What you will do:
Without the pictures, restate all of the data below word for word.
═══ Task data ═══
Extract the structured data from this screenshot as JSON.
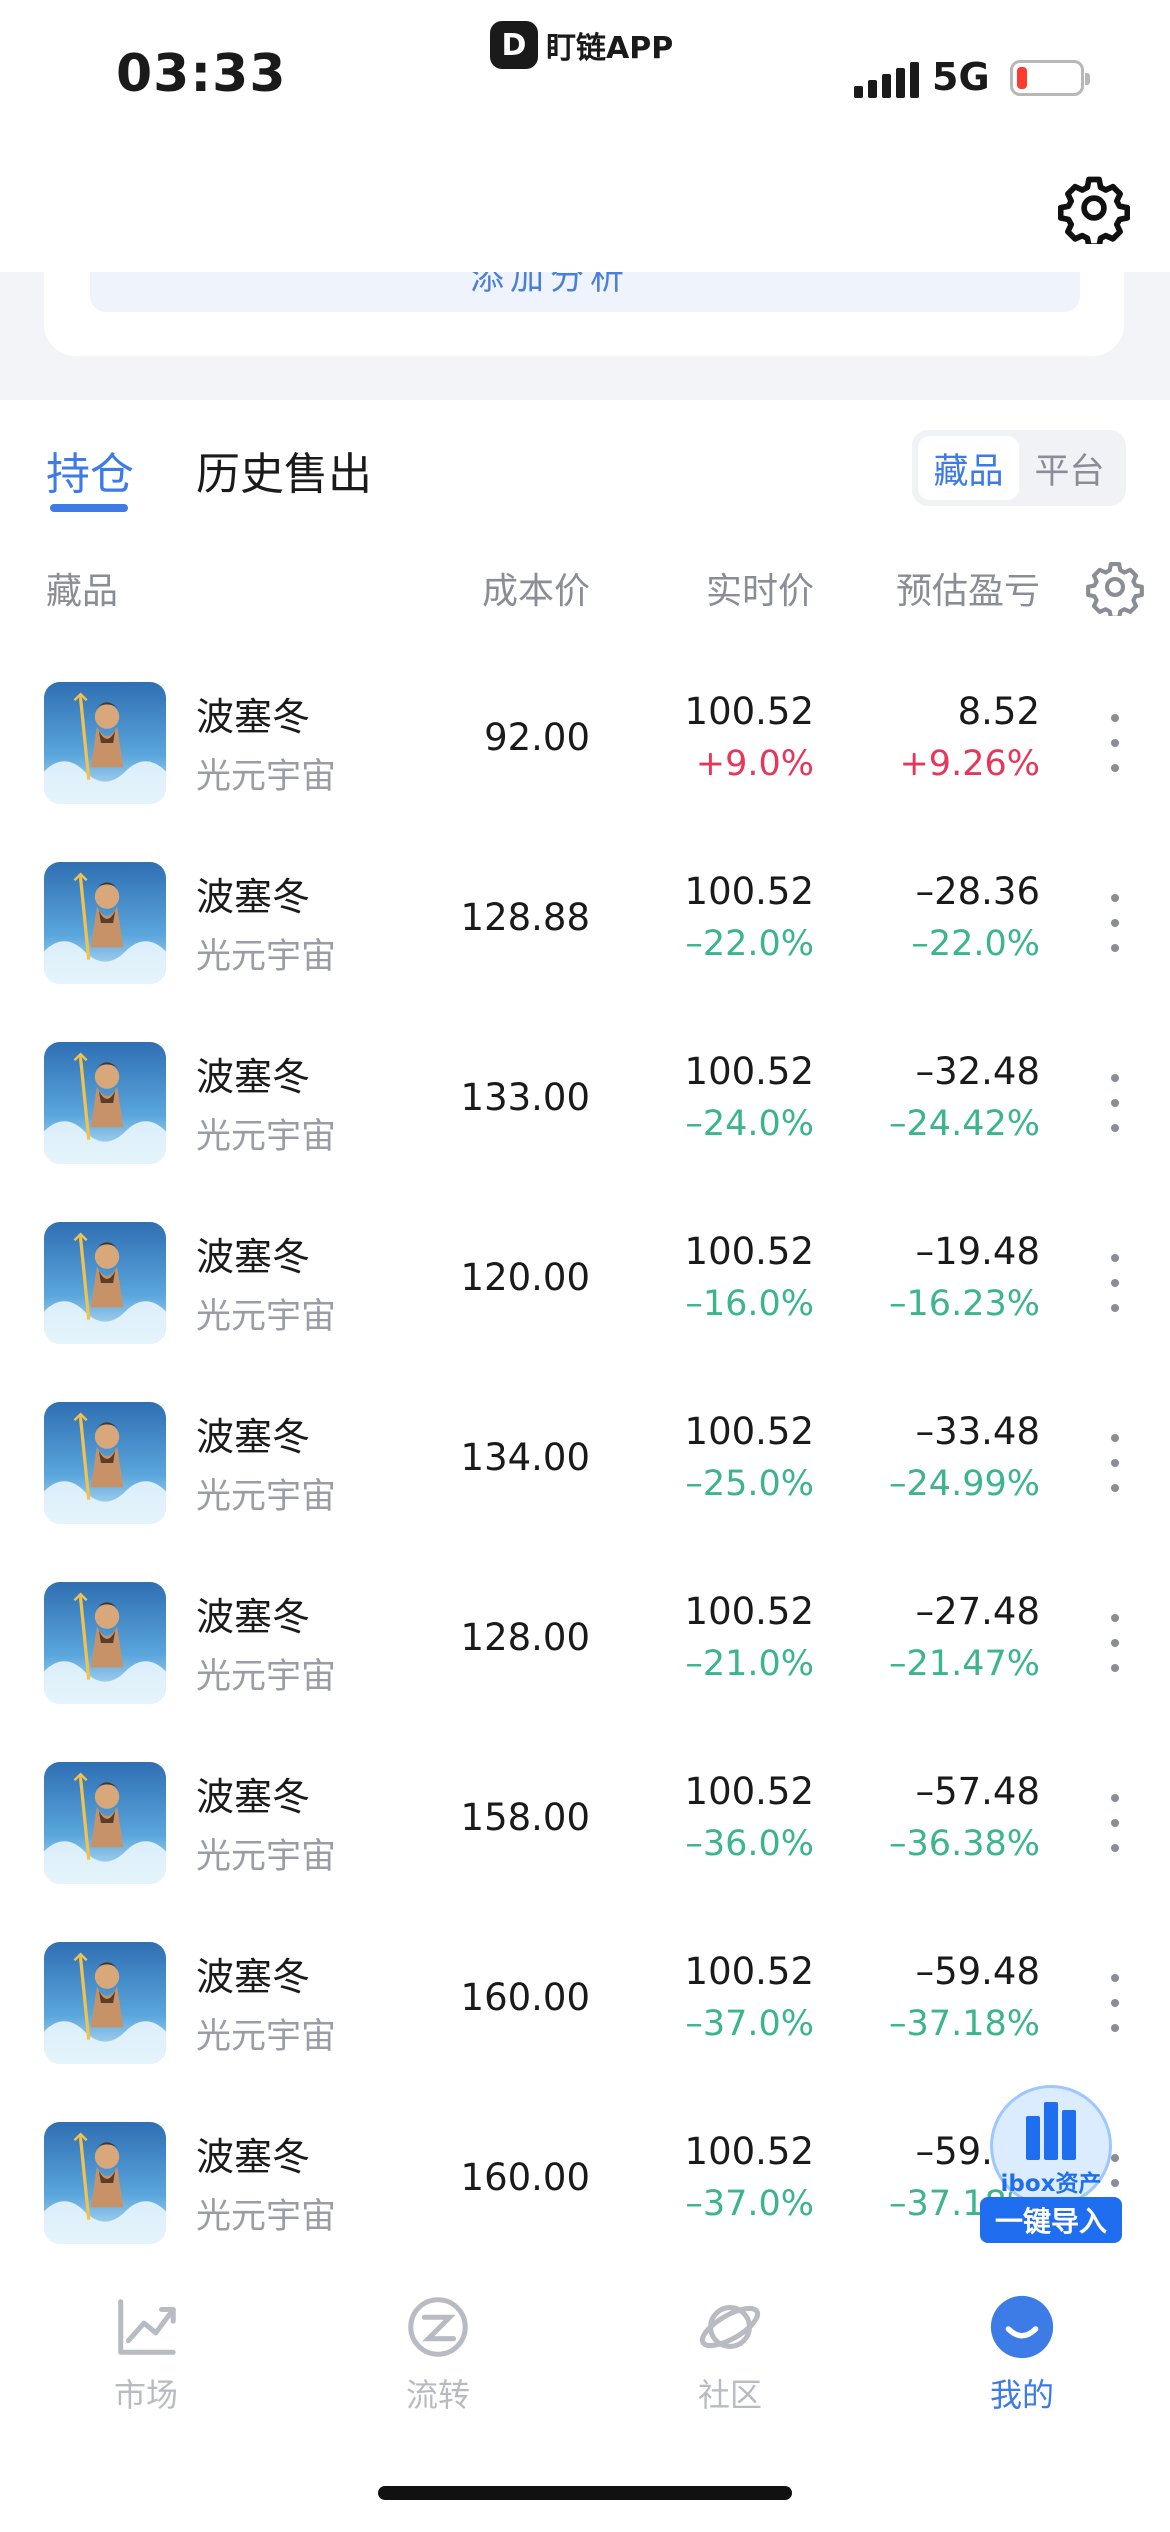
{
  "status_bar": {
    "time": "03:33",
    "network": "5G",
    "app_brand": "盯链APP",
    "app_logo_letter": "D",
    "battery_color": "#ff3b30"
  },
  "card_peek_text": "添加分析",
  "tabs": {
    "holdings": "持仓",
    "history": "历史售出"
  },
  "segment": {
    "options": [
      "藏品",
      "平台"
    ],
    "selected": "藏品"
  },
  "table_headers": {
    "name": "藏品",
    "cost": "成本价",
    "price": "实时价",
    "pnl": "预估盈亏"
  },
  "rows": [
    {
      "name": "波塞冬",
      "platform": "光元宇宙",
      "cost": "92.00",
      "price": "100.52",
      "price_change": "+9.0%",
      "pnl": "8.52",
      "pnl_pct": "+9.26%",
      "trend": "up"
    },
    {
      "name": "波塞冬",
      "platform": "光元宇宙",
      "cost": "128.88",
      "price": "100.52",
      "price_change": "–22.0%",
      "pnl": "–28.36",
      "pnl_pct": "–22.0%",
      "trend": "down"
    },
    {
      "name": "波塞冬",
      "platform": "光元宇宙",
      "cost": "133.00",
      "price": "100.52",
      "price_change": "–24.0%",
      "pnl": "–32.48",
      "pnl_pct": "–24.42%",
      "trend": "down"
    },
    {
      "name": "波塞冬",
      "platform": "光元宇宙",
      "cost": "120.00",
      "price": "100.52",
      "price_change": "–16.0%",
      "pnl": "–19.48",
      "pnl_pct": "–16.23%",
      "trend": "down"
    },
    {
      "name": "波塞冬",
      "platform": "光元宇宙",
      "cost": "134.00",
      "price": "100.52",
      "price_change": "–25.0%",
      "pnl": "–33.48",
      "pnl_pct": "–24.99%",
      "trend": "down"
    },
    {
      "name": "波塞冬",
      "platform": "光元宇宙",
      "cost": "128.00",
      "price": "100.52",
      "price_change": "–21.0%",
      "pnl": "–27.48",
      "pnl_pct": "–21.47%",
      "trend": "down"
    },
    {
      "name": "波塞冬",
      "platform": "光元宇宙",
      "cost": "158.00",
      "price": "100.52",
      "price_change": "–36.0%",
      "pnl": "–57.48",
      "pnl_pct": "–36.38%",
      "trend": "down"
    },
    {
      "name": "波塞冬",
      "platform": "光元宇宙",
      "cost": "160.00",
      "price": "100.52",
      "price_change": "–37.0%",
      "pnl": "–59.48",
      "pnl_pct": "–37.18%",
      "trend": "down"
    },
    {
      "name": "波塞冬",
      "platform": "光元宇宙",
      "cost": "160.00",
      "price": "100.52",
      "price_change": "–37.0%",
      "pnl": "–59.48",
      "pnl_pct": "–37.18%",
      "trend": "down"
    }
  ],
  "ibox_badge": {
    "text": "ibox资产",
    "button": "一键导入"
  },
  "bottom_nav": [
    {
      "label": "市场",
      "icon": "chart-icon"
    },
    {
      "label": "流转",
      "icon": "transfer-icon"
    },
    {
      "label": "社区",
      "icon": "planet-icon"
    },
    {
      "label": "我的",
      "icon": "profile-icon",
      "active": true
    }
  ],
  "colors": {
    "accent": "#3d7be6",
    "gain": "#e8365a",
    "loss": "#3cb48e",
    "muted": "#8a8d96"
  }
}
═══
Solution to the problem:
Extract the structured data from this screenshot as JSON.
{
  "status_bar": {
    "time": "03:33",
    "network": "5G",
    "app_brand": "盯链APP",
    "app_logo_letter": "D",
    "battery_color": "#ff3b30"
  },
  "card_peek_text": "添加分析",
  "tabs": {
    "holdings": "持仓",
    "history": "历史售出"
  },
  "segment": {
    "options": [
      "藏品",
      "平台"
    ],
    "selected": "藏品"
  },
  "table_headers": {
    "name": "藏品",
    "cost": "成本价",
    "price": "实时价",
    "pnl": "预估盈亏"
  },
  "rows": [
    {
      "name": "波塞冬",
      "platform": "光元宇宙",
      "cost": "92.00",
      "price": "100.52",
      "price_change": "+9.0%",
      "pnl": "8.52",
      "pnl_pct": "+9.26%",
      "trend": "up"
    },
    {
      "name": "波塞冬",
      "platform": "光元宇宙",
      "cost": "128.88",
      "price": "100.52",
      "price_change": "–22.0%",
      "pnl": "–28.36",
      "pnl_pct": "–22.0%",
      "trend": "down"
    },
    {
      "name": "波塞冬",
      "platform": "光元宇宙",
      "cost": "133.00",
      "price": "100.52",
      "price_change": "–24.0%",
      "pnl": "–32.48",
      "pnl_pct": "–24.42%",
      "trend": "down"
    },
    {
      "name": "波塞冬",
      "platform": "光元宇宙",
      "cost": "120.00",
      "price": "100.52",
      "price_change": "–16.0%",
      "pnl": "–19.48",
      "pnl_pct": "–16.23%",
      "trend": "down"
    },
    {
      "name": "波塞冬",
      "platform": "光元宇宙",
      "cost": "134.00",
      "price": "100.52",
      "price_change": "–25.0%",
      "pnl": "–33.48",
      "pnl_pct": "–24.99%",
      "trend": "down"
    },
    {
      "name": "波塞冬",
      "platform": "光元宇宙",
      "cost": "128.00",
      "price": "100.52",
      "price_change": "–21.0%",
      "pnl": "–27.48",
      "pnl_pct": "–21.47%",
      "trend": "down"
    },
    {
      "name": "波塞冬",
      "platform": "光元宇宙",
      "cost": "158.00",
      "price": "100.52",
      "price_change": "–36.0%",
      "pnl": "–57.48",
      "pnl_pct": "–36.38%",
      "trend": "down"
    },
    {
      "name": "波塞冬",
      "platform": "光元宇宙",
      "cost": "160.00",
      "price": "100.52",
      "price_change": "–37.0%",
      "pnl": "–59.48",
      "pnl_pct": "–37.18%",
      "trend": "down"
    },
    {
      "name": "波塞冬",
      "platform": "光元宇宙",
      "cost": "160.00",
      "price": "100.52",
      "price_change": "–37.0%",
      "pnl": "–59.48",
      "pnl_pct": "–37.18%",
      "trend": "down"
    }
  ],
  "ibox_badge": {
    "text": "ibox资产",
    "button": "一键导入"
  },
  "bottom_nav": [
    {
      "label": "市场",
      "icon": "chart-icon"
    },
    {
      "label": "流转",
      "icon": "transfer-icon"
    },
    {
      "label": "社区",
      "icon": "planet-icon"
    },
    {
      "label": "我的",
      "icon": "profile-icon",
      "active": true
    }
  ],
  "colors": {
    "accent": "#3d7be6",
    "gain": "#e8365a",
    "loss": "#3cb48e",
    "muted": "#8a8d96"
  }
}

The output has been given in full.